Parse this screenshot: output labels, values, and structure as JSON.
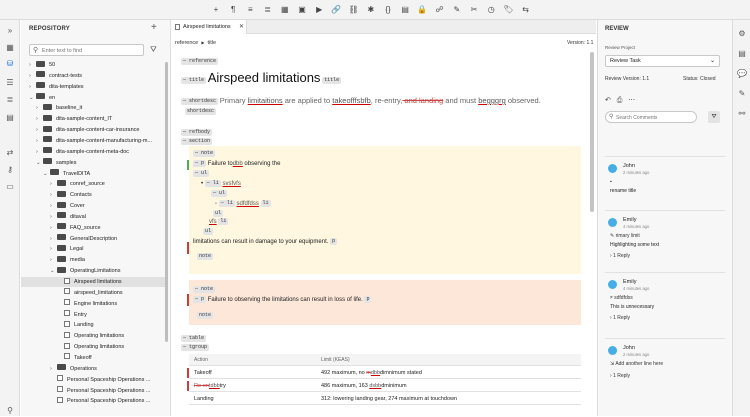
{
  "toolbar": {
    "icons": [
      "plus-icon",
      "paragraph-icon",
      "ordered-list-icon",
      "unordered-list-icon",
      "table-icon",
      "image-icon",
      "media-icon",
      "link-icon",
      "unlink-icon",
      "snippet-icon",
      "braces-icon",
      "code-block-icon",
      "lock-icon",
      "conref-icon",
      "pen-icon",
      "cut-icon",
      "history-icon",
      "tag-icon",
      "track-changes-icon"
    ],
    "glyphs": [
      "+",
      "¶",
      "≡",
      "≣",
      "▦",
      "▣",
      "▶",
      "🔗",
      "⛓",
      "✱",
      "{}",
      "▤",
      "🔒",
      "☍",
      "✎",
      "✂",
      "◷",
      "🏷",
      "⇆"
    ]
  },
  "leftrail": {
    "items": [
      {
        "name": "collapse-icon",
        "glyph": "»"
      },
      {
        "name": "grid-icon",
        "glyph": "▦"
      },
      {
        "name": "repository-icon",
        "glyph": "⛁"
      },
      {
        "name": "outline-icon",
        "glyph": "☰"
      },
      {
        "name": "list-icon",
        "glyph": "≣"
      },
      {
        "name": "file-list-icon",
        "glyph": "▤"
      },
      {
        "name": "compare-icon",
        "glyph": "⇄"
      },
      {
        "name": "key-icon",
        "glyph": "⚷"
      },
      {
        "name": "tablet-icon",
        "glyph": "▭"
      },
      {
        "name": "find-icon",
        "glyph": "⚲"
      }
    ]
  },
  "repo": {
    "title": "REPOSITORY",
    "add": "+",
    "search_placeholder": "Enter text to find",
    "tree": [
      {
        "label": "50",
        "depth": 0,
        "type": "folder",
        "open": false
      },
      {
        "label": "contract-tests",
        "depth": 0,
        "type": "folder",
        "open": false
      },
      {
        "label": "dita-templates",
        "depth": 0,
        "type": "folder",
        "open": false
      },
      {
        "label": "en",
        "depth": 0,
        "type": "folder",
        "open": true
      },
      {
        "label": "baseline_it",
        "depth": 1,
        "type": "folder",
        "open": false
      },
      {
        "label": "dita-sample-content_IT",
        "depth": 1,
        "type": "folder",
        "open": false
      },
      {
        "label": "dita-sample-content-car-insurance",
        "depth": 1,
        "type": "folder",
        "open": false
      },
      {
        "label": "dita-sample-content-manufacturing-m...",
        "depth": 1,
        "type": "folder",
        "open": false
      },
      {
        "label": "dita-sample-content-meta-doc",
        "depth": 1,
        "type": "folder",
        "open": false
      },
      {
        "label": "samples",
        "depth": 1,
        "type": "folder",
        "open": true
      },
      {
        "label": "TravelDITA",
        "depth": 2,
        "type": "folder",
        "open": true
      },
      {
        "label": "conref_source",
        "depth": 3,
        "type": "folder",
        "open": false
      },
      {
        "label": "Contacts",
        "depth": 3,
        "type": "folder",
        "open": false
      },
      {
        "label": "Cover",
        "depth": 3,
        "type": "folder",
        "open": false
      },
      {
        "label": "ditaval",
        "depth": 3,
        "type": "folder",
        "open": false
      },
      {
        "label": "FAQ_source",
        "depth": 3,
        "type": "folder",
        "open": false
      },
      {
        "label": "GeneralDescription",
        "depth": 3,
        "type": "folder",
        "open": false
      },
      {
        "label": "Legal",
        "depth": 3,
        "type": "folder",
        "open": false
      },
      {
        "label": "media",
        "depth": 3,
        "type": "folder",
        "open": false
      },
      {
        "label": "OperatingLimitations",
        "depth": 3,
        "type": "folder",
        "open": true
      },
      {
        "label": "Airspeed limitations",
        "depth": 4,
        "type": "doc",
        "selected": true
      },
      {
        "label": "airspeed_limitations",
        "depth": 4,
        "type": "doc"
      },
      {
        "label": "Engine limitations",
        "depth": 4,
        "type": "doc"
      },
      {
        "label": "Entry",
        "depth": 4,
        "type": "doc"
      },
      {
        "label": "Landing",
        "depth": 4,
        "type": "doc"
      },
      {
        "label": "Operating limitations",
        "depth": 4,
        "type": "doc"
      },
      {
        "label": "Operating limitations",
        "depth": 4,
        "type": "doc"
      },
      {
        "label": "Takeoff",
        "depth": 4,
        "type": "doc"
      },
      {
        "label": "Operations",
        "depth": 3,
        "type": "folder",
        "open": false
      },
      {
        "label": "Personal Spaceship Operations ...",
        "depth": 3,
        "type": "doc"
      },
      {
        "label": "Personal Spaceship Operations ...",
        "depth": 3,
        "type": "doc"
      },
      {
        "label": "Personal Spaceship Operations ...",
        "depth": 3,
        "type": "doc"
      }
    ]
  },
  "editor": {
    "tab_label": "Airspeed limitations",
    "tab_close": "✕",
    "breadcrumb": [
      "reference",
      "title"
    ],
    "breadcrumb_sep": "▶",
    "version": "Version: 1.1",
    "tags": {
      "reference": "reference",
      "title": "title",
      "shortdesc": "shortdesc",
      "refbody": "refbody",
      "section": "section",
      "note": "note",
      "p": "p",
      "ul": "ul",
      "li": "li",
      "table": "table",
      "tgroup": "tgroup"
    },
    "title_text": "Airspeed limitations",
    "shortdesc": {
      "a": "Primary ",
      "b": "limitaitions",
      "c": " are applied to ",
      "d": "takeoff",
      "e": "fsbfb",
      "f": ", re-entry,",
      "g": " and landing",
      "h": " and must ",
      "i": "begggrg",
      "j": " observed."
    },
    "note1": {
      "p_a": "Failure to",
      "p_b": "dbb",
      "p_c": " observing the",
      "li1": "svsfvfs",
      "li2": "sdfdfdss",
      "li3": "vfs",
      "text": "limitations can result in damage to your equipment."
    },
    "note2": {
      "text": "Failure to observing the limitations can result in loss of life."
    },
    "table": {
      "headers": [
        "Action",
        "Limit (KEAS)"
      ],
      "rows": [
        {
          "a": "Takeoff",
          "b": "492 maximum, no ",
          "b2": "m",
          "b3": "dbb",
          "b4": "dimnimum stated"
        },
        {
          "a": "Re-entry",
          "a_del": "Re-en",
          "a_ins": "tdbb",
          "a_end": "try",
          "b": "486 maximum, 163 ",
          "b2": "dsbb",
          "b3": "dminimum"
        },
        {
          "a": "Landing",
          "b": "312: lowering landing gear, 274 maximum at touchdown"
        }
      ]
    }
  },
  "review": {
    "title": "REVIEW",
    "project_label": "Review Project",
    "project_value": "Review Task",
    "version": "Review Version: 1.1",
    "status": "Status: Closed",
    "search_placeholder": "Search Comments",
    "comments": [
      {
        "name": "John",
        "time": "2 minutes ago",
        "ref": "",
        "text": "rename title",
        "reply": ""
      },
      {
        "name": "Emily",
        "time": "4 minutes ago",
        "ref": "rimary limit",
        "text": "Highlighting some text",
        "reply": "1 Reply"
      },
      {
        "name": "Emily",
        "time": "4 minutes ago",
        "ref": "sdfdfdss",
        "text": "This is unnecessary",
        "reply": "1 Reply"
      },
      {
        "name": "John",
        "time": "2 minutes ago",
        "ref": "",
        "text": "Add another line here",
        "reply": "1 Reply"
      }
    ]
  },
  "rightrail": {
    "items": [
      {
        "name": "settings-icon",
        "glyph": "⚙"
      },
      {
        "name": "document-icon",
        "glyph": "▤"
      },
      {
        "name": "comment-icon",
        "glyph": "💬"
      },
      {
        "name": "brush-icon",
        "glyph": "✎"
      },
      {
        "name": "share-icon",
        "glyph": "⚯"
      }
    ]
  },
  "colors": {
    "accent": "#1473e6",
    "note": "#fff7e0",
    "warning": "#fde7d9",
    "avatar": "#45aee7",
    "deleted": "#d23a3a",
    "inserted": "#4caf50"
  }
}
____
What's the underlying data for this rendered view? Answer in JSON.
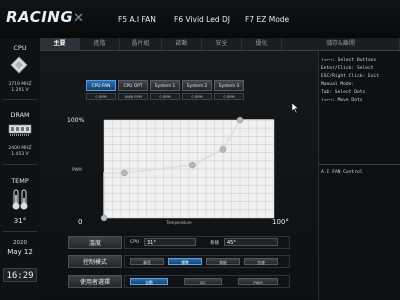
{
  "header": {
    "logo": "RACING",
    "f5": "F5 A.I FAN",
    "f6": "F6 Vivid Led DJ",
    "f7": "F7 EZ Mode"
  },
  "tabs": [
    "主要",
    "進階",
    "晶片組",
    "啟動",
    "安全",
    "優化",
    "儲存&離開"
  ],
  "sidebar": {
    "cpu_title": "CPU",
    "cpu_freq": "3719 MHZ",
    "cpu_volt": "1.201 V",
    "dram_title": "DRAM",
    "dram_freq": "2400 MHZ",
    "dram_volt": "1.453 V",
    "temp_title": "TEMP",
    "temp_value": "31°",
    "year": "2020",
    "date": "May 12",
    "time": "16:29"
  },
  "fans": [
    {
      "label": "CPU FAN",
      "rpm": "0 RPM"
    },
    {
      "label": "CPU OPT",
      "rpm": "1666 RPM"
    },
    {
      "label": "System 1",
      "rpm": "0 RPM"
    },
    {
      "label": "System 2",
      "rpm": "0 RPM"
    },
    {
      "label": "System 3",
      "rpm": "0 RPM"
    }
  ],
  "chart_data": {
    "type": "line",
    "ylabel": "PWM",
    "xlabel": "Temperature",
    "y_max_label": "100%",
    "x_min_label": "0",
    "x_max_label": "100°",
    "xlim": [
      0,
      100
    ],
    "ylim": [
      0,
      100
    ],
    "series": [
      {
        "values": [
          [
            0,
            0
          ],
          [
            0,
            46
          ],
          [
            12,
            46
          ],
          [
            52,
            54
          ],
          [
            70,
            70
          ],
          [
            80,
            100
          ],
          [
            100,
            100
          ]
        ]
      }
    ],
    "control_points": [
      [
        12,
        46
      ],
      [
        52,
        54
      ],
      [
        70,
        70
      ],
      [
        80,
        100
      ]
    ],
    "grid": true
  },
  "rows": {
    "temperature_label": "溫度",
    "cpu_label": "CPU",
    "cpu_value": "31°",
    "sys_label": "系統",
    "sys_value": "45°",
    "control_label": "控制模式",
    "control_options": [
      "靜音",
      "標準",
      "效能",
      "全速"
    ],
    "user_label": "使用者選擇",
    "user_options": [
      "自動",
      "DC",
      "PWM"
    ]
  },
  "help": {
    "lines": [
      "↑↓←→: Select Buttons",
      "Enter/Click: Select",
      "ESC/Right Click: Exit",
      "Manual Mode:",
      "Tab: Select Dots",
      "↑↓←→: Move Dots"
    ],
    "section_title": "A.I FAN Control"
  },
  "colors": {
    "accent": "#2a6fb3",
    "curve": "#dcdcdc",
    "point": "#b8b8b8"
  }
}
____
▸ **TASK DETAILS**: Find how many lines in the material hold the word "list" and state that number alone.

▸ **SOLUTION FOR THIS EXERCISE**: 4